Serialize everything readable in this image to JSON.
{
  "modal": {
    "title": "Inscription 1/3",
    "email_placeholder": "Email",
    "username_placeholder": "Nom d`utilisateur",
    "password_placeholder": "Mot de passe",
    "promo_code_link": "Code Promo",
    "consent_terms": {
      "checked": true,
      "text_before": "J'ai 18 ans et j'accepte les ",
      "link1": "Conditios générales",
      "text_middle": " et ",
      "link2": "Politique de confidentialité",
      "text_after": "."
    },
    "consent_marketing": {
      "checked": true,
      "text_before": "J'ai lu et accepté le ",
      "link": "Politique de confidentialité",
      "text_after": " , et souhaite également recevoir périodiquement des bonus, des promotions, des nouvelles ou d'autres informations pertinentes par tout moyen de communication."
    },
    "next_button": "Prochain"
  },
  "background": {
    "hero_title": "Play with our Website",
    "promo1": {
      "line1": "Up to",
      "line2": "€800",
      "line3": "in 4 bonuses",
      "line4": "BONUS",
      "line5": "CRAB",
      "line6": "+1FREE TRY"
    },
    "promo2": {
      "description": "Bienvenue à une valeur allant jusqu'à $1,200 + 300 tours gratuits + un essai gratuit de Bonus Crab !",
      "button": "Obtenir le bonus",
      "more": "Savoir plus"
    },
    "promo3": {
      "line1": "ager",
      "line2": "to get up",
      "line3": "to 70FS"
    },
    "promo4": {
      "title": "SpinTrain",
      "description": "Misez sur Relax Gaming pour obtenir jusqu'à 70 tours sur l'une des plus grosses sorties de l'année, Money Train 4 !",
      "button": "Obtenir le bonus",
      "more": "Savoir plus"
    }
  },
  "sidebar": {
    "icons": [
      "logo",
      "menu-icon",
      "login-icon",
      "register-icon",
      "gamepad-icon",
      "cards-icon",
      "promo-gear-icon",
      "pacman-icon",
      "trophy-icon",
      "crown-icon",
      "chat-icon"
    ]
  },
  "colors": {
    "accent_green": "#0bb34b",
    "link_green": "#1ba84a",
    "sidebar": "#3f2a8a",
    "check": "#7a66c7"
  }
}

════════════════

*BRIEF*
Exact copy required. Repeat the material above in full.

*WRITTEN REPLY*
Serialize everything readable in this image to JSON.
{
  "modal": {
    "title": "Inscription 1/3",
    "email_placeholder": "Email",
    "username_placeholder": "Nom d`utilisateur",
    "password_placeholder": "Mot de passe",
    "promo_code_link": "Code Promo",
    "consent_terms": {
      "checked": true,
      "text_before": "J'ai 18 ans et j'accepte les ",
      "link1": "Conditios générales",
      "text_middle": " et ",
      "link2": "Politique de confidentialité",
      "text_after": "."
    },
    "consent_marketing": {
      "checked": true,
      "text_before": "J'ai lu et accepté le ",
      "link": "Politique de confidentialité",
      "text_after": " , et souhaite également recevoir périodiquement des bonus, des promotions, des nouvelles ou d'autres informations pertinentes par tout moyen de communication."
    },
    "next_button": "Prochain"
  },
  "background": {
    "hero_title": "Play with our Website",
    "promo1": {
      "line1": "Up to",
      "line2": "€800",
      "line3": "in 4 bonuses",
      "line4": "BONUS",
      "line5": "CRAB",
      "line6": "+1FREE TRY"
    },
    "promo2": {
      "description": "Bienvenue à une valeur allant jusqu'à $1,200 + 300 tours gratuits + un essai gratuit de Bonus Crab !",
      "button": "Obtenir le bonus",
      "more": "Savoir plus"
    },
    "promo3": {
      "line1": "ager",
      "line2": "to get up",
      "line3": "to 70FS"
    },
    "promo4": {
      "title": "SpinTrain",
      "description": "Misez sur Relax Gaming pour obtenir jusqu'à 70 tours sur l'une des plus grosses sorties de l'année, Money Train 4 !",
      "button": "Obtenir le bonus",
      "more": "Savoir plus"
    }
  },
  "sidebar": {
    "icons": [
      "logo",
      "menu-icon",
      "login-icon",
      "register-icon",
      "gamepad-icon",
      "cards-icon",
      "promo-gear-icon",
      "pacman-icon",
      "trophy-icon",
      "crown-icon",
      "chat-icon"
    ]
  },
  "colors": {
    "accent_green": "#0bb34b",
    "link_green": "#1ba84a",
    "sidebar": "#3f2a8a",
    "check": "#7a66c7"
  }
}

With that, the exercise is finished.